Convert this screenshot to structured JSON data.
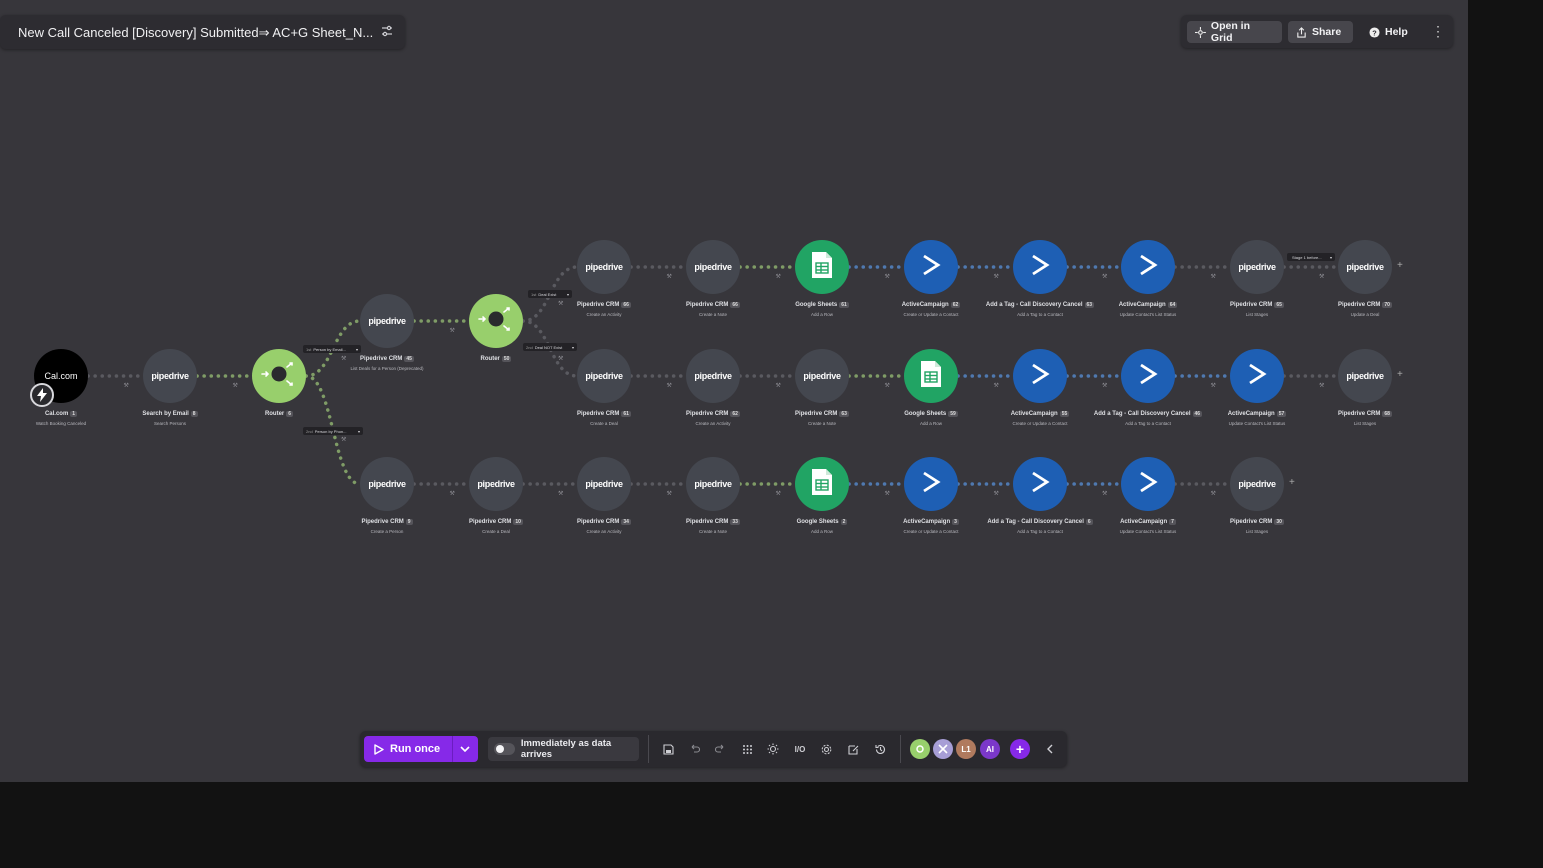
{
  "scenario": {
    "title": "New Call Canceled [Discovery] Submitted⇒ AC+G Sheet_N..."
  },
  "header_actions": {
    "open_grid": "Open in Grid",
    "share": "Share",
    "help": "Help"
  },
  "colors": {
    "pipedrive": "#44474f",
    "sheets": "#21a464",
    "activecampaign": "#1e5fb4",
    "router": "#98cf6c",
    "run_button": "#8629e8"
  },
  "app_logos": {
    "pipedrive": "pipedrive",
    "calcom": "Cal.com"
  },
  "modules": [
    {
      "id": "cal",
      "app": "calcom",
      "title": "Cal.com",
      "num": "1",
      "sub": "Watch Booking Canceled"
    },
    {
      "id": "search",
      "app": "pipedrive",
      "title": "Search by Email",
      "num": "8",
      "sub": "Search Persons"
    },
    {
      "id": "router1",
      "app": "router",
      "title": "Router",
      "num": "6",
      "sub": ""
    },
    {
      "id": "pd45",
      "app": "pipedrive",
      "title": "Pipedrive CRM",
      "num": "45",
      "sub": "List Deals for a Person (Deprecated)"
    },
    {
      "id": "router2",
      "app": "router",
      "title": "Router",
      "num": "50",
      "sub": ""
    },
    {
      "id": "r1a",
      "app": "pipedrive",
      "title": "Pipedrive CRM",
      "num": "66",
      "sub": "Create an Activity"
    },
    {
      "id": "r1b",
      "app": "pipedrive",
      "title": "Pipedrive CRM",
      "num": "66",
      "sub": "Create a Note"
    },
    {
      "id": "r1c",
      "app": "sheets",
      "title": "Google Sheets",
      "num": "61",
      "sub": "Add a Row"
    },
    {
      "id": "r1d",
      "app": "activecampaign",
      "title": "ActiveCampaign",
      "num": "62",
      "sub": "Create or Update a Contact"
    },
    {
      "id": "r1e",
      "app": "activecampaign",
      "title": "Add a Tag - Call Discovery Cancel",
      "num": "63",
      "sub": "Add a Tag to a Contact"
    },
    {
      "id": "r1f",
      "app": "activecampaign",
      "title": "ActiveCampaign",
      "num": "64",
      "sub": "Update Contact's List Status"
    },
    {
      "id": "r1g",
      "app": "pipedrive",
      "title": "Pipedrive CRM",
      "num": "65",
      "sub": "List Stages"
    },
    {
      "id": "r1h",
      "app": "pipedrive",
      "title": "Pipedrive CRM",
      "num": "70",
      "sub": "Update a Deal"
    },
    {
      "id": "r2a",
      "app": "pipedrive",
      "title": "Pipedrive CRM",
      "num": "61",
      "sub": "Create a Deal"
    },
    {
      "id": "r2b",
      "app": "pipedrive",
      "title": "Pipedrive CRM",
      "num": "62",
      "sub": "Create an Activity"
    },
    {
      "id": "r2c",
      "app": "pipedrive",
      "title": "Pipedrive CRM",
      "num": "63",
      "sub": "Create a Note"
    },
    {
      "id": "r2d",
      "app": "sheets",
      "title": "Google Sheets",
      "num": "59",
      "sub": "Add a Row"
    },
    {
      "id": "r2e",
      "app": "activecampaign",
      "title": "ActiveCampaign",
      "num": "55",
      "sub": "Create or Update a Contact"
    },
    {
      "id": "r2f",
      "app": "activecampaign",
      "title": "Add a Tag - Call Discovery Cancel",
      "num": "46",
      "sub": "Add a Tag to a Contact"
    },
    {
      "id": "r2g",
      "app": "activecampaign",
      "title": "ActiveCampaign",
      "num": "57",
      "sub": "Update Contact's List Status"
    },
    {
      "id": "r2h",
      "app": "pipedrive",
      "title": "Pipedrive CRM",
      "num": "68",
      "sub": "List Stages"
    },
    {
      "id": "r3a",
      "app": "pipedrive",
      "title": "Pipedrive CRM",
      "num": "9",
      "sub": "Create a Person"
    },
    {
      "id": "r3b",
      "app": "pipedrive",
      "title": "Pipedrive CRM",
      "num": "10",
      "sub": "Create a Deal"
    },
    {
      "id": "r3c",
      "app": "pipedrive",
      "title": "Pipedrive CRM",
      "num": "34",
      "sub": "Create an Activity"
    },
    {
      "id": "r3d",
      "app": "pipedrive",
      "title": "Pipedrive CRM",
      "num": "33",
      "sub": "Create a Note"
    },
    {
      "id": "r3e",
      "app": "sheets",
      "title": "Google Sheets",
      "num": "2",
      "sub": "Add a Row"
    },
    {
      "id": "r3f",
      "app": "activecampaign",
      "title": "ActiveCampaign",
      "num": "3",
      "sub": "Create or Update a Contact"
    },
    {
      "id": "r3g",
      "app": "activecampaign",
      "title": "Add a Tag - Call Discovery Cancel",
      "num": "6",
      "sub": "Add a Tag to a Contact"
    },
    {
      "id": "r3h",
      "app": "activecampaign",
      "title": "ActiveCampaign",
      "num": "7",
      "sub": "Update Contact's List Status"
    },
    {
      "id": "r3i",
      "app": "pipedrive",
      "title": "Pipedrive CRM",
      "num": "30",
      "sub": "List Stages"
    }
  ],
  "filters": [
    {
      "id": "f1",
      "num": "1st",
      "label": "Person by Email..."
    },
    {
      "id": "f2",
      "num": "2nd",
      "label": "Person by Phon..."
    },
    {
      "id": "f3",
      "num": "1st",
      "label": "Deal Exist"
    },
    {
      "id": "f4",
      "num": "2nd",
      "label": "Deal NOT Exist"
    },
    {
      "id": "f5",
      "num": "",
      "label": "Stage 1 before..."
    }
  ],
  "toolbar": {
    "run_once": "Run once",
    "schedule_label": "Immediately as data arrives",
    "io_label": "I/O",
    "avatar_initials": "L1",
    "ai_label": "AI"
  }
}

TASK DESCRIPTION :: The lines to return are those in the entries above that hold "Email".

WRITTEN ANSWER ::
      "title": "Search by Email",
      "label": "Person by Email..."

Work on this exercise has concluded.